* _Task prompt_: The listing that follows should be copied in full, exactly as written.

═════ Task data

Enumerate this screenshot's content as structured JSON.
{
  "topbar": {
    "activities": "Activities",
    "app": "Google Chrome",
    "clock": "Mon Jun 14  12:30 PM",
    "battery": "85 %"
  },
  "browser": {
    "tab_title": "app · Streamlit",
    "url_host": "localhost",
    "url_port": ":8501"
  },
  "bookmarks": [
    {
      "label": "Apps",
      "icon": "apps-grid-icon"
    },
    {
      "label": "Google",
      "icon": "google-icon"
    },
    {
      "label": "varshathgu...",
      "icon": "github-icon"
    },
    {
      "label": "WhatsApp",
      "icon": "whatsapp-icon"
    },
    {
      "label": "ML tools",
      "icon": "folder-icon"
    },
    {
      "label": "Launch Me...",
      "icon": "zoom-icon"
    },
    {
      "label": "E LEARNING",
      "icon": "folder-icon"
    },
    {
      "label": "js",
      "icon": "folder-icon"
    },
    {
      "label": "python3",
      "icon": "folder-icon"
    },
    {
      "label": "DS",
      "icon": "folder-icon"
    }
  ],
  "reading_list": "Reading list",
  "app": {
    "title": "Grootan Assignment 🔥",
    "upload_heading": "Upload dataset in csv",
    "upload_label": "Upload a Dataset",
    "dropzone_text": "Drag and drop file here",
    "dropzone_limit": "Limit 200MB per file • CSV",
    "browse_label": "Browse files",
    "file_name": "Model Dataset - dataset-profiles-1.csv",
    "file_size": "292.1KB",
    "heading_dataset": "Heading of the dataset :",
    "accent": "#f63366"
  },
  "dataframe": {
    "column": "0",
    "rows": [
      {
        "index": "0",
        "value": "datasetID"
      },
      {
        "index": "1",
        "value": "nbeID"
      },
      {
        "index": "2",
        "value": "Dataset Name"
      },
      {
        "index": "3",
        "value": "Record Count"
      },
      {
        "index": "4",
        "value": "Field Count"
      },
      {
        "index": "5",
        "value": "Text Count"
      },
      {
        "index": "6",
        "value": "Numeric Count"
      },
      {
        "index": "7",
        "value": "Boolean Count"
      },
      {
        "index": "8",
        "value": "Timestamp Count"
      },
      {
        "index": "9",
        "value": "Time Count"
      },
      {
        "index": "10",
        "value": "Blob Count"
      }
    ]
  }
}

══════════

* _Task answer_:
Enumerate this screenshot's content as structured JSON.
{
  "topbar": {
    "activities": "Activities",
    "app": "Google Chrome",
    "clock": "Mon Jun 14  12:30 PM",
    "battery": "85 %"
  },
  "browser": {
    "tab_title": "app · Streamlit",
    "url_host": "localhost",
    "url_port": ":8501"
  },
  "bookmarks": [
    {
      "label": "Apps",
      "icon": "apps-grid-icon"
    },
    {
      "label": "Google",
      "icon": "google-icon"
    },
    {
      "label": "varshathgu...",
      "icon": "github-icon"
    },
    {
      "label": "WhatsApp",
      "icon": "whatsapp-icon"
    },
    {
      "label": "ML tools",
      "icon": "folder-icon"
    },
    {
      "label": "Launch Me...",
      "icon": "zoom-icon"
    },
    {
      "label": "E LEARNING",
      "icon": "folder-icon"
    },
    {
      "label": "js",
      "icon": "folder-icon"
    },
    {
      "label": "python3",
      "icon": "folder-icon"
    },
    {
      "label": "DS",
      "icon": "folder-icon"
    }
  ],
  "reading_list": "Reading list",
  "app": {
    "title": "Grootan Assignment 🔥",
    "upload_heading": "Upload dataset in csv",
    "upload_label": "Upload a Dataset",
    "dropzone_text": "Drag and drop file here",
    "dropzone_limit": "Limit 200MB per file • CSV",
    "browse_label": "Browse files",
    "file_name": "Model Dataset - dataset-profiles-1.csv",
    "file_size": "292.1KB",
    "heading_dataset": "Heading of the dataset :",
    "accent": "#f63366"
  },
  "dataframe": {
    "column": "0",
    "rows": [
      {
        "index": "0",
        "value": "datasetID"
      },
      {
        "index": "1",
        "value": "nbeID"
      },
      {
        "index": "2",
        "value": "Dataset Name"
      },
      {
        "index": "3",
        "value": "Record Count"
      },
      {
        "index": "4",
        "value": "Field Count"
      },
      {
        "index": "5",
        "value": "Text Count"
      },
      {
        "index": "6",
        "value": "Numeric Count"
      },
      {
        "index": "7",
        "value": "Boolean Count"
      },
      {
        "index": "8",
        "value": "Timestamp Count"
      },
      {
        "index": "9",
        "value": "Time Count"
      },
      {
        "index": "10",
        "value": "Blob Count"
      }
    ]
  }
}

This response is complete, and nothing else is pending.